Content starts
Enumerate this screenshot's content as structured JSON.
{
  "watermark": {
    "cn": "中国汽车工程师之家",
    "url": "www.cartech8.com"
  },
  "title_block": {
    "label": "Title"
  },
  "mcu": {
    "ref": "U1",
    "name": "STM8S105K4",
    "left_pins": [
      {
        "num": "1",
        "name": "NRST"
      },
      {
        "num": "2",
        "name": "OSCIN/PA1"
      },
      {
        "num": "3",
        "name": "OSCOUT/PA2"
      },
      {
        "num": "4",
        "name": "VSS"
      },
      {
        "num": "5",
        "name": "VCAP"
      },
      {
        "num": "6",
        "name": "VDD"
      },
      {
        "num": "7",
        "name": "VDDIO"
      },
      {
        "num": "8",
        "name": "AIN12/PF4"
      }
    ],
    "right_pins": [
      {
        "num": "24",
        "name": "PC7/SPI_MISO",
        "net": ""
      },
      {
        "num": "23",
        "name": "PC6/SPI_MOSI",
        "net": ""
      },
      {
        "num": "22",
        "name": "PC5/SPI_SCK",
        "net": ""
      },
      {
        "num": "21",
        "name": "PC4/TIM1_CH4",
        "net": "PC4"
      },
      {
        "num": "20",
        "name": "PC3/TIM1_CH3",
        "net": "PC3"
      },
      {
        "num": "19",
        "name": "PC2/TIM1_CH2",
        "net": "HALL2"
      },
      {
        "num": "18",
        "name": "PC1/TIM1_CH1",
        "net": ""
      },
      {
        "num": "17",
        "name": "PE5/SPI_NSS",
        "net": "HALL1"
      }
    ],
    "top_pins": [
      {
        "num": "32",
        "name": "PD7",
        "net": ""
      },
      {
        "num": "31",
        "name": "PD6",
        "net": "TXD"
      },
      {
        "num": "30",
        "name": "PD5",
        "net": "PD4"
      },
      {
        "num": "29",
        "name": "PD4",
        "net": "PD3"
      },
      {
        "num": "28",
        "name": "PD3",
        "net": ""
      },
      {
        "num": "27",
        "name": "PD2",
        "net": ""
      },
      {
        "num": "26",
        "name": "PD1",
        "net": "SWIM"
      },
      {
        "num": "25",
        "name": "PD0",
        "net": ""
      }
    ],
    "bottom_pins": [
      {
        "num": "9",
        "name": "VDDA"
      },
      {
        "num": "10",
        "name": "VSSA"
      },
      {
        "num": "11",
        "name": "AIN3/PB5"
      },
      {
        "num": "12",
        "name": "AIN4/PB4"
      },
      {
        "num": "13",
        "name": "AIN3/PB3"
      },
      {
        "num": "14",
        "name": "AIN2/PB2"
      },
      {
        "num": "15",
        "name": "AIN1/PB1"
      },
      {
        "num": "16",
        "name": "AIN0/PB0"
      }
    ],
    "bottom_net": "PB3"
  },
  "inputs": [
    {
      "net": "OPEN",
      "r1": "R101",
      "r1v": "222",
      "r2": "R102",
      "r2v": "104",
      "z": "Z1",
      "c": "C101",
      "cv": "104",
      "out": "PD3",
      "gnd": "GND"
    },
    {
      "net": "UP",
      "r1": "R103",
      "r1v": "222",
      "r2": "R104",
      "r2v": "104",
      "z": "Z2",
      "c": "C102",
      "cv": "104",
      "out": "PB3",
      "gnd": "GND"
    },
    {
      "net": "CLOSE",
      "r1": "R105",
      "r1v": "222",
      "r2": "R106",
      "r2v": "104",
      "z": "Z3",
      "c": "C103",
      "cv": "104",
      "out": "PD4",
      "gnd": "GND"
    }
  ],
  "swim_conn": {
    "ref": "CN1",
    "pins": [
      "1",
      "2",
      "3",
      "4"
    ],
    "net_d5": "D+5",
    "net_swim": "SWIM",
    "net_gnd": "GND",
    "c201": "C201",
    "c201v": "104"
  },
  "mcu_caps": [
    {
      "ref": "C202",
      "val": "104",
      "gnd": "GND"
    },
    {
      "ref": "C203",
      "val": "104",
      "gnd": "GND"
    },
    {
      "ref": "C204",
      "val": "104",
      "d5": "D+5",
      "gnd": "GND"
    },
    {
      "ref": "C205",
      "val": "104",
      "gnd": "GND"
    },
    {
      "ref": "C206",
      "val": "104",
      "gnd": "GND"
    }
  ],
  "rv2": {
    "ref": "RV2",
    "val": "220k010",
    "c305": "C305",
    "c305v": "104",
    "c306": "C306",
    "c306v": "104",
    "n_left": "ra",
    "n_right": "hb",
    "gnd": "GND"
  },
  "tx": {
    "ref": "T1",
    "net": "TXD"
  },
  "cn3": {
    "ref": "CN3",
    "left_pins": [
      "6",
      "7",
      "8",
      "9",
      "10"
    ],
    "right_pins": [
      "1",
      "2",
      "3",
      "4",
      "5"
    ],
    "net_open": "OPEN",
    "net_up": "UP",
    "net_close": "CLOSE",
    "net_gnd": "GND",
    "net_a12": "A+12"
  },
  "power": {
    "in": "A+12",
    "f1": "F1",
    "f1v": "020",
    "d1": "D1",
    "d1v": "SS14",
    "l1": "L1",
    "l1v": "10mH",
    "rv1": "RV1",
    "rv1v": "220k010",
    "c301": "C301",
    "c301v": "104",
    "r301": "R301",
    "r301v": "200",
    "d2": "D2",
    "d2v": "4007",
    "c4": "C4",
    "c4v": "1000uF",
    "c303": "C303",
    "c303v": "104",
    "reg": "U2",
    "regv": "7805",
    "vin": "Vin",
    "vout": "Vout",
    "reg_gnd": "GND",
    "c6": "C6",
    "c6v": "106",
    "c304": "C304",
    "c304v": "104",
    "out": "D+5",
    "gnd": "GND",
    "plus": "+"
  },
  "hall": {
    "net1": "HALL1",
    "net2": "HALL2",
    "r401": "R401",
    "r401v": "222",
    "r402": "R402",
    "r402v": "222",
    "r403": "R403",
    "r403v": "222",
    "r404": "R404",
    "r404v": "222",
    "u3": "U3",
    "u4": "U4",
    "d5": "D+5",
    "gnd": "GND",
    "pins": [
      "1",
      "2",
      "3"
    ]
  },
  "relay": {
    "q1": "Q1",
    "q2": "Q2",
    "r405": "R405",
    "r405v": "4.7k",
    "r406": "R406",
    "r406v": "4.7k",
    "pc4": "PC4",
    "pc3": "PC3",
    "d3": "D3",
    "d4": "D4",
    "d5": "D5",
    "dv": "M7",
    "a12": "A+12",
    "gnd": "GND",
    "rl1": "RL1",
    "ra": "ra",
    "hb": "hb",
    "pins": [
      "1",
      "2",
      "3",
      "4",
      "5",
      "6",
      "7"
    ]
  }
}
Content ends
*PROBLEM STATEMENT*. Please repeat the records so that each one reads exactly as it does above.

*ANSWER FOR THIS EXERCISE*.
Enumerate this screenshot's content as structured JSON.
{
  "watermark": {
    "cn": "中国汽车工程师之家",
    "url": "www.cartech8.com"
  },
  "title_block": {
    "label": "Title"
  },
  "mcu": {
    "ref": "U1",
    "name": "STM8S105K4",
    "left_pins": [
      {
        "num": "1",
        "name": "NRST"
      },
      {
        "num": "2",
        "name": "OSCIN/PA1"
      },
      {
        "num": "3",
        "name": "OSCOUT/PA2"
      },
      {
        "num": "4",
        "name": "VSS"
      },
      {
        "num": "5",
        "name": "VCAP"
      },
      {
        "num": "6",
        "name": "VDD"
      },
      {
        "num": "7",
        "name": "VDDIO"
      },
      {
        "num": "8",
        "name": "AIN12/PF4"
      }
    ],
    "right_pins": [
      {
        "num": "24",
        "name": "PC7/SPI_MISO",
        "net": ""
      },
      {
        "num": "23",
        "name": "PC6/SPI_MOSI",
        "net": ""
      },
      {
        "num": "22",
        "name": "PC5/SPI_SCK",
        "net": ""
      },
      {
        "num": "21",
        "name": "PC4/TIM1_CH4",
        "net": "PC4"
      },
      {
        "num": "20",
        "name": "PC3/TIM1_CH3",
        "net": "PC3"
      },
      {
        "num": "19",
        "name": "PC2/TIM1_CH2",
        "net": "HALL2"
      },
      {
        "num": "18",
        "name": "PC1/TIM1_CH1",
        "net": ""
      },
      {
        "num": "17",
        "name": "PE5/SPI_NSS",
        "net": "HALL1"
      }
    ],
    "top_pins": [
      {
        "num": "32",
        "name": "PD7",
        "net": ""
      },
      {
        "num": "31",
        "name": "PD6",
        "net": "TXD"
      },
      {
        "num": "30",
        "name": "PD5",
        "net": "PD4"
      },
      {
        "num": "29",
        "name": "PD4",
        "net": "PD3"
      },
      {
        "num": "28",
        "name": "PD3",
        "net": ""
      },
      {
        "num": "27",
        "name": "PD2",
        "net": ""
      },
      {
        "num": "26",
        "name": "PD1",
        "net": "SWIM"
      },
      {
        "num": "25",
        "name": "PD0",
        "net": ""
      }
    ],
    "bottom_pins": [
      {
        "num": "9",
        "name": "VDDA"
      },
      {
        "num": "10",
        "name": "VSSA"
      },
      {
        "num": "11",
        "name": "AIN3/PB5"
      },
      {
        "num": "12",
        "name": "AIN4/PB4"
      },
      {
        "num": "13",
        "name": "AIN3/PB3"
      },
      {
        "num": "14",
        "name": "AIN2/PB2"
      },
      {
        "num": "15",
        "name": "AIN1/PB1"
      },
      {
        "num": "16",
        "name": "AIN0/PB0"
      }
    ],
    "bottom_net": "PB3"
  },
  "inputs": [
    {
      "net": "OPEN",
      "r1": "R101",
      "r1v": "222",
      "r2": "R102",
      "r2v": "104",
      "z": "Z1",
      "c": "C101",
      "cv": "104",
      "out": "PD3",
      "gnd": "GND"
    },
    {
      "net": "UP",
      "r1": "R103",
      "r1v": "222",
      "r2": "R104",
      "r2v": "104",
      "z": "Z2",
      "c": "C102",
      "cv": "104",
      "out": "PB3",
      "gnd": "GND"
    },
    {
      "net": "CLOSE",
      "r1": "R105",
      "r1v": "222",
      "r2": "R106",
      "r2v": "104",
      "z": "Z3",
      "c": "C103",
      "cv": "104",
      "out": "PD4",
      "gnd": "GND"
    }
  ],
  "swim_conn": {
    "ref": "CN1",
    "pins": [
      "1",
      "2",
      "3",
      "4"
    ],
    "net_d5": "D+5",
    "net_swim": "SWIM",
    "net_gnd": "GND",
    "c201": "C201",
    "c201v": "104"
  },
  "mcu_caps": [
    {
      "ref": "C202",
      "val": "104",
      "gnd": "GND"
    },
    {
      "ref": "C203",
      "val": "104",
      "gnd": "GND"
    },
    {
      "ref": "C204",
      "val": "104",
      "d5": "D+5",
      "gnd": "GND"
    },
    {
      "ref": "C205",
      "val": "104",
      "gnd": "GND"
    },
    {
      "ref": "C206",
      "val": "104",
      "gnd": "GND"
    }
  ],
  "rv2": {
    "ref": "RV2",
    "val": "220k010",
    "c305": "C305",
    "c305v": "104",
    "c306": "C306",
    "c306v": "104",
    "n_left": "ra",
    "n_right": "hb",
    "gnd": "GND"
  },
  "tx": {
    "ref": "T1",
    "net": "TXD"
  },
  "cn3": {
    "ref": "CN3",
    "left_pins": [
      "6",
      "7",
      "8",
      "9",
      "10"
    ],
    "right_pins": [
      "1",
      "2",
      "3",
      "4",
      "5"
    ],
    "net_open": "OPEN",
    "net_up": "UP",
    "net_close": "CLOSE",
    "net_gnd": "GND",
    "net_a12": "A+12"
  },
  "power": {
    "in": "A+12",
    "f1": "F1",
    "f1v": "020",
    "d1": "D1",
    "d1v": "SS14",
    "l1": "L1",
    "l1v": "10mH",
    "rv1": "RV1",
    "rv1v": "220k010",
    "c301": "C301",
    "c301v": "104",
    "r301": "R301",
    "r301v": "200",
    "d2": "D2",
    "d2v": "4007",
    "c4": "C4",
    "c4v": "1000uF",
    "c303": "C303",
    "c303v": "104",
    "reg": "U2",
    "regv": "7805",
    "vin": "Vin",
    "vout": "Vout",
    "reg_gnd": "GND",
    "c6": "C6",
    "c6v": "106",
    "c304": "C304",
    "c304v": "104",
    "out": "D+5",
    "gnd": "GND",
    "plus": "+"
  },
  "hall": {
    "net1": "HALL1",
    "net2": "HALL2",
    "r401": "R401",
    "r401v": "222",
    "r402": "R402",
    "r402v": "222",
    "r403": "R403",
    "r403v": "222",
    "r404": "R404",
    "r404v": "222",
    "u3": "U3",
    "u4": "U4",
    "d5": "D+5",
    "gnd": "GND",
    "pins": [
      "1",
      "2",
      "3"
    ]
  },
  "relay": {
    "q1": "Q1",
    "q2": "Q2",
    "r405": "R405",
    "r405v": "4.7k",
    "r406": "R406",
    "r406v": "4.7k",
    "pc4": "PC4",
    "pc3": "PC3",
    "d3": "D3",
    "d4": "D4",
    "d5": "D5",
    "dv": "M7",
    "a12": "A+12",
    "gnd": "GND",
    "rl1": "RL1",
    "ra": "ra",
    "hb": "hb",
    "pins": [
      "1",
      "2",
      "3",
      "4",
      "5",
      "6",
      "7"
    ]
  }
}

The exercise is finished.